#### [Work task]
Repeat the records below exactly. Omit the pictures.

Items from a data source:
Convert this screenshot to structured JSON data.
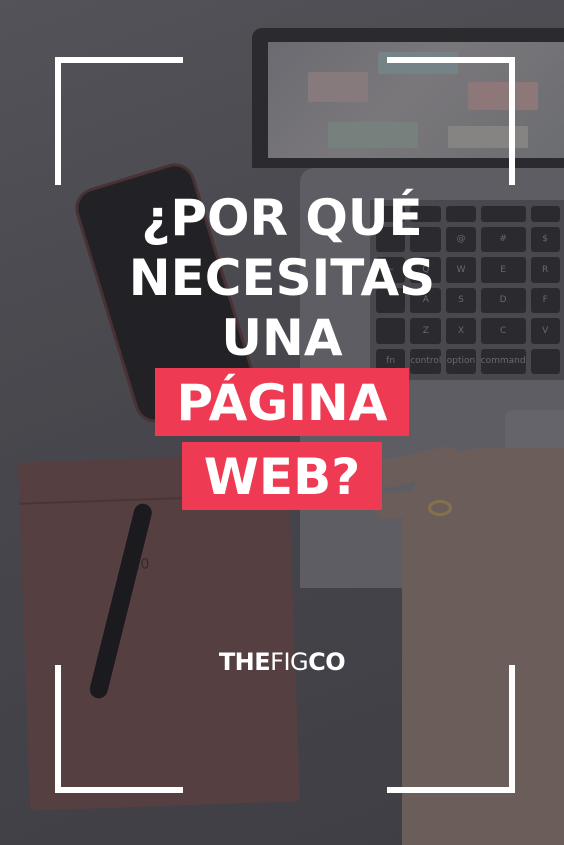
{
  "headline": {
    "line1": "¿POR QUÉ",
    "line2": "NECESITAS",
    "line3": "UNA",
    "highlight1": "PÁGINA",
    "highlight2": "WEB?"
  },
  "brand": {
    "part1": "THE",
    "part2": "FIG",
    "part3": "CO"
  },
  "background": {
    "keys": [
      "",
      "",
      "",
      "",
      "",
      "",
      "",
      "",
      "@",
      "#",
      "$",
      "%",
      "~",
      "Q",
      "W",
      "E",
      "R",
      "T",
      "",
      "A",
      "S",
      "D",
      "F",
      "G",
      "",
      "Z",
      "X",
      "C",
      "V",
      "",
      "fn",
      "control",
      "option",
      "command",
      "",
      ""
    ],
    "notebook_year": "20"
  },
  "colors": {
    "accent": "#ee3a52",
    "text": "#ffffff",
    "frame": "#ffffff"
  }
}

#### [Output below]
Convert this screenshot to structured JSON data.
{
  "headline": {
    "line1": "¿POR QUÉ",
    "line2": "NECESITAS",
    "line3": "UNA",
    "highlight1": "PÁGINA",
    "highlight2": "WEB?"
  },
  "brand": {
    "part1": "THE",
    "part2": "FIG",
    "part3": "CO"
  },
  "background": {
    "keys": [
      "",
      "",
      "",
      "",
      "",
      "",
      "",
      "",
      "@",
      "#",
      "$",
      "%",
      "~",
      "Q",
      "W",
      "E",
      "R",
      "T",
      "",
      "A",
      "S",
      "D",
      "F",
      "G",
      "",
      "Z",
      "X",
      "C",
      "V",
      "",
      "fn",
      "control",
      "option",
      "command",
      "",
      ""
    ],
    "notebook_year": "20"
  },
  "colors": {
    "accent": "#ee3a52",
    "text": "#ffffff",
    "frame": "#ffffff"
  }
}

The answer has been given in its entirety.